> **GIVEN RECORDS**
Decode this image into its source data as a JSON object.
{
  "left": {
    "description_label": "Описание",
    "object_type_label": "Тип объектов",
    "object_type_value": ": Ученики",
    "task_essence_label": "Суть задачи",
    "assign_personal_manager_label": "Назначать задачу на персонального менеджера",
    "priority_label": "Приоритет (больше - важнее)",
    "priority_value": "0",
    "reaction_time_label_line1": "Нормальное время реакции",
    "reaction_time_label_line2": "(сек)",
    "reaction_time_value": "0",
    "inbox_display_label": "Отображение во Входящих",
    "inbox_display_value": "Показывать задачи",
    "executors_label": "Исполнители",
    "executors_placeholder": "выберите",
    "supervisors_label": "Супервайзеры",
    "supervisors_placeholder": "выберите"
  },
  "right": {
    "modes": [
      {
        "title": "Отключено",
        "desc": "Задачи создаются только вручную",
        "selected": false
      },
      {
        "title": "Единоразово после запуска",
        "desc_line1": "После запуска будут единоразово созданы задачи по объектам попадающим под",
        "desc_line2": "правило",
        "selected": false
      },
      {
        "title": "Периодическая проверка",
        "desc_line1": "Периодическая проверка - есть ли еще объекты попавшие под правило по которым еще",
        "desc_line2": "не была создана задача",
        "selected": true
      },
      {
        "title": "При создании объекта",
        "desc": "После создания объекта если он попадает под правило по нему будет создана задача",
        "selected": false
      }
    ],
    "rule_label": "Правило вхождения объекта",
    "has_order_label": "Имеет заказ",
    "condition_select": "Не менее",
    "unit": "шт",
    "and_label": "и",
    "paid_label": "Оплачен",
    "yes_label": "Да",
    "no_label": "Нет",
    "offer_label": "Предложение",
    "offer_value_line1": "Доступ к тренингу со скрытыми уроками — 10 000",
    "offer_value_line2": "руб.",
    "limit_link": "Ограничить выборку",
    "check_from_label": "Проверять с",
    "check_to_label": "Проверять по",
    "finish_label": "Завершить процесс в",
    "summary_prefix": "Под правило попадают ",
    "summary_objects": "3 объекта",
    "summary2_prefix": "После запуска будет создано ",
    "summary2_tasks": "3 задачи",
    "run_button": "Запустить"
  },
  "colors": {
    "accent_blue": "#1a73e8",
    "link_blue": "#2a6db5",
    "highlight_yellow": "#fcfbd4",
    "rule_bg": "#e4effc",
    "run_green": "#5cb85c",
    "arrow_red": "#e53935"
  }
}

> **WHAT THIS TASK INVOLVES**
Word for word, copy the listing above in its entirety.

> **YOUR RESPONSE**
Decode this image into its source data as a JSON object.
{
  "left": {
    "description_label": "Описание",
    "object_type_label": "Тип объектов",
    "object_type_value": ": Ученики",
    "task_essence_label": "Суть задачи",
    "assign_personal_manager_label": "Назначать задачу на персонального менеджера",
    "priority_label": "Приоритет (больше - важнее)",
    "priority_value": "0",
    "reaction_time_label_line1": "Нормальное время реакции",
    "reaction_time_label_line2": "(сек)",
    "reaction_time_value": "0",
    "inbox_display_label": "Отображение во Входящих",
    "inbox_display_value": "Показывать задачи",
    "executors_label": "Исполнители",
    "executors_placeholder": "выберите",
    "supervisors_label": "Супервайзеры",
    "supervisors_placeholder": "выберите"
  },
  "right": {
    "modes": [
      {
        "title": "Отключено",
        "desc": "Задачи создаются только вручную",
        "selected": false
      },
      {
        "title": "Единоразово после запуска",
        "desc_line1": "После запуска будут единоразово созданы задачи по объектам попадающим под",
        "desc_line2": "правило",
        "selected": false
      },
      {
        "title": "Периодическая проверка",
        "desc_line1": "Периодическая проверка - есть ли еще объекты попавшие под правило по которым еще",
        "desc_line2": "не была создана задача",
        "selected": true
      },
      {
        "title": "При создании объекта",
        "desc": "После создания объекта если он попадает под правило по нему будет создана задача",
        "selected": false
      }
    ],
    "rule_label": "Правило вхождения объекта",
    "has_order_label": "Имеет заказ",
    "condition_select": "Не менее",
    "unit": "шт",
    "and_label": "и",
    "paid_label": "Оплачен",
    "yes_label": "Да",
    "no_label": "Нет",
    "offer_label": "Предложение",
    "offer_value_line1": "Доступ к тренингу со скрытыми уроками — 10 000",
    "offer_value_line2": "руб.",
    "limit_link": "Ограничить выборку",
    "check_from_label": "Проверять с",
    "check_to_label": "Проверять по",
    "finish_label": "Завершить процесс в",
    "summary_prefix": "Под правило попадают ",
    "summary_objects": "3 объекта",
    "summary2_prefix": "После запуска будет создано ",
    "summary2_tasks": "3 задачи",
    "run_button": "Запустить"
  },
  "colors": {
    "accent_blue": "#1a73e8",
    "link_blue": "#2a6db5",
    "highlight_yellow": "#fcfbd4",
    "rule_bg": "#e4effc",
    "run_green": "#5cb85c",
    "arrow_red": "#e53935"
  }
}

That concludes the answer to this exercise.